Would you please copy every line below that includes the string "quality"?

··········

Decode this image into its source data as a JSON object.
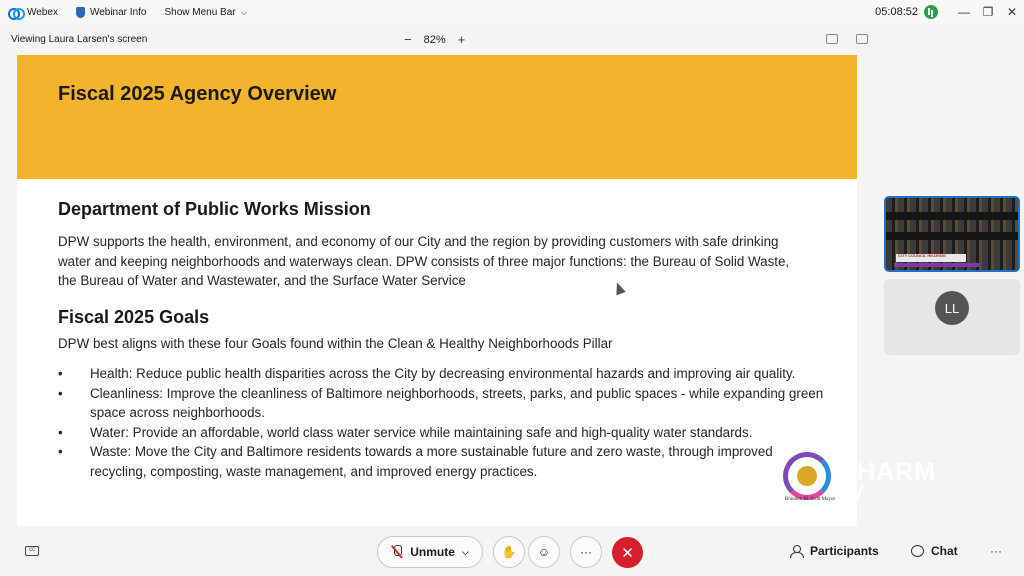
{
  "titlebar": {
    "app_name": "Webex",
    "webinar_info": "Webinar Info",
    "show_menu_bar": "Show Menu Bar",
    "clock": "05:08:52",
    "minimize": "—",
    "restore": "❐",
    "close": "✕"
  },
  "viewbar": {
    "viewing_label": "Viewing Laura Larsen's screen",
    "zoom_out": "−",
    "zoom_level": "82%",
    "zoom_in": "+"
  },
  "slide": {
    "title": "Fiscal 2025 Agency Overview",
    "mission_heading": "Department of Public Works Mission",
    "mission_text": "DPW supports the health, environment, and economy of our City and the region by providing customers with safe drinking water and keeping neighborhoods and waterways clean. DPW consists of three major functions: the Bureau of Solid Waste, the Bureau of Water and Wastewater, and the Surface Water Service",
    "goals_heading": "Fiscal 2025 Goals",
    "goals_intro": "DPW best aligns with these four Goals found within the Clean & Healthy Neighborhoods Pillar",
    "goals": [
      "Health: Reduce public health disparities across the City by decreasing environmental hazards and improving air quality.",
      "Cleanliness: Improve the cleanliness of Baltimore neighborhoods, streets, parks, and public spaces - while expanding green space across neighborhoods.",
      "Water: Provide an affordable, world class water service while maintaining safe and high-quality water standards.",
      "Waste: Move the City and Baltimore residents towards a more sustainable future and zero waste, through improved recycling, composting, waste management, and improved energy practices."
    ]
  },
  "watermark": {
    "brand": "CHARM",
    "tv": "TV",
    "caption": "Brandon M. Scott Mayor"
  },
  "panel": {
    "video_banner": "CITY COUNCIL HEARING",
    "avatar_initials": "LL"
  },
  "bottombar": {
    "unmute_label": "Unmute",
    "hand_icon": "✋",
    "reaction_icon": "☺",
    "more_icon": "···",
    "end_icon": "✕",
    "participants_label": "Participants",
    "chat_label": "Chat",
    "overflow_icon": "···"
  },
  "colors": {
    "header_band": "#f3b32c",
    "end_call": "#d4202c",
    "active_tile_border": "#1c72c6"
  }
}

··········

SOLUTION TO THIS TASK
      "Health: Reduce public health disparities across the City by decreasing environmental hazards and improving air quality.",
      "Water: Provide an affordable, world class water service while maintaining safe and high-quality water standards.",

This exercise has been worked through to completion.